Robotic Arm Extruders – These machines are huge (32m long, 10m wide and 6.6m tall). This enables them to 3D print full structures and assemble them on the spot. This is done through mixing concrete and glass fibres on-site and then printing. This feat made builders and construction workers aware of additive manufacturing.

Printing process using his ‘D-Shape’ 3D printer – This machine relies on the binding of powder which makes it possible to solidify a layer of material with a binder. Layers of sand are deposited according to the desired thickness before a print head pours droplets (the binder) to harden the sand. This 4 x 4 metre machine can create large structures of up to 6 cubic metres in size.

Wire Arc Additive Manufacturing – The machine can be likened to a sort of giant soldering iron. The team commented that “we combined an industrial robot with a welding machine to turn it into a 3D printer that works with our own software.

3D Printed Prefab Home With Off-the-grid Capabilities – Reno, Nevada-based tech startup Haus. He is looking to change the face of sustainable housing with their new construction project. The houses they offer combine autonomous and off-the-grid capabilities with a build time of mere weeks. They also add in the ability for the house to act autonomously in catering to the customer’s wants with a Smart HomeOS system.

These are just a few examples.
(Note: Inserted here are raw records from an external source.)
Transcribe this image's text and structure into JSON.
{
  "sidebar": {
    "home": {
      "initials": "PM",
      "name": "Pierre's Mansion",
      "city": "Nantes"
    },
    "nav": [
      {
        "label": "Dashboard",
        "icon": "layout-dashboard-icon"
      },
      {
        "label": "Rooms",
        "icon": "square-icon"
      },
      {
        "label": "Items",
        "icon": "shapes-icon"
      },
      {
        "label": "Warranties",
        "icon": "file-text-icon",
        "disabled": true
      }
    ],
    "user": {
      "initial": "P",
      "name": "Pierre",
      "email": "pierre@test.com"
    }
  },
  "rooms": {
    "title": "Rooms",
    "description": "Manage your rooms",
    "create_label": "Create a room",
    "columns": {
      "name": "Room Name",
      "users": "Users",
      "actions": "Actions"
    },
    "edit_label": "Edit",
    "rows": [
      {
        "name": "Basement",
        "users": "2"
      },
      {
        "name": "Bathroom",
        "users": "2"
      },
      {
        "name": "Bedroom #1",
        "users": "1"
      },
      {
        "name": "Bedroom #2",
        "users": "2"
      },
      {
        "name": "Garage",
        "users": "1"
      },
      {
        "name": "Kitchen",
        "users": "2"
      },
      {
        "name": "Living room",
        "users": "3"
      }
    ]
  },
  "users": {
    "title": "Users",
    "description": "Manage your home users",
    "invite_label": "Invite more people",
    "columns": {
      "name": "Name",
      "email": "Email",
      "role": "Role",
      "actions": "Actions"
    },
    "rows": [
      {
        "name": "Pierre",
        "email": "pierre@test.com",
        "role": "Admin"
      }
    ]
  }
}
New companies are developing 3D printers, coming up with innovative solutions to change the construction industry. There are already families moving into 3D printed houses, and soon we will be able to deliver homes to rural parts of our planet. This is a truly revolutionary time for the construction industry.

Conclusion

With 3D printing, construction professionals and their customers can communicate more clearly and efficiently. Even a customer with no architectural background can better express their needs and ensure that everyone is on the same page. Much of a client’s expectations come from an idea, and 3D printing makes it simple to materialize that idea beyond the dated method of pencil and paper.Dubai has just unveiled a major milestone in construction printing technologies. The region’s new building in Warsan now holds the Guinness record for largest on-site 3D printed construction. The two-storey building also meets all the stringent building standards and has undergone a year of testing.

The project was in development with the help of Apis Cor and the University of Nantes, who also researched the technology and special materials. The building was 3D printed from mineral-infused fluids that solidify into concrete, forming the structure on-site without any extra assembly works. Standing at 9.5 metres tall with a total area of 640 square metres, the construction process used only local components.

Despite the incredible potential, many construction professionals remain wary of the affect 3D printing could have on their business. Increased automation and mechanization have been detrimental to fidgety labor markets in the past. 3D printing presents promising opportunities for the construction industry to become both greener and more cost-effective, often by considerable margins. As 3D printing research continues to develop, it will be exciting to see the benefits the technology will have on the many facets of the construction industry.

References – Raconteur.net, aniwaa.com, giatecscientific.com, thebalancesmb.com, 3dnatives.com, 3dprinting.com, Uk construction online, 3dadept.com, all3dp.com, technologycards.net, 3dprintingindustry.com, 3dprint.com, cead-am.com, innobyg.dk, amfg.ai, dwell.com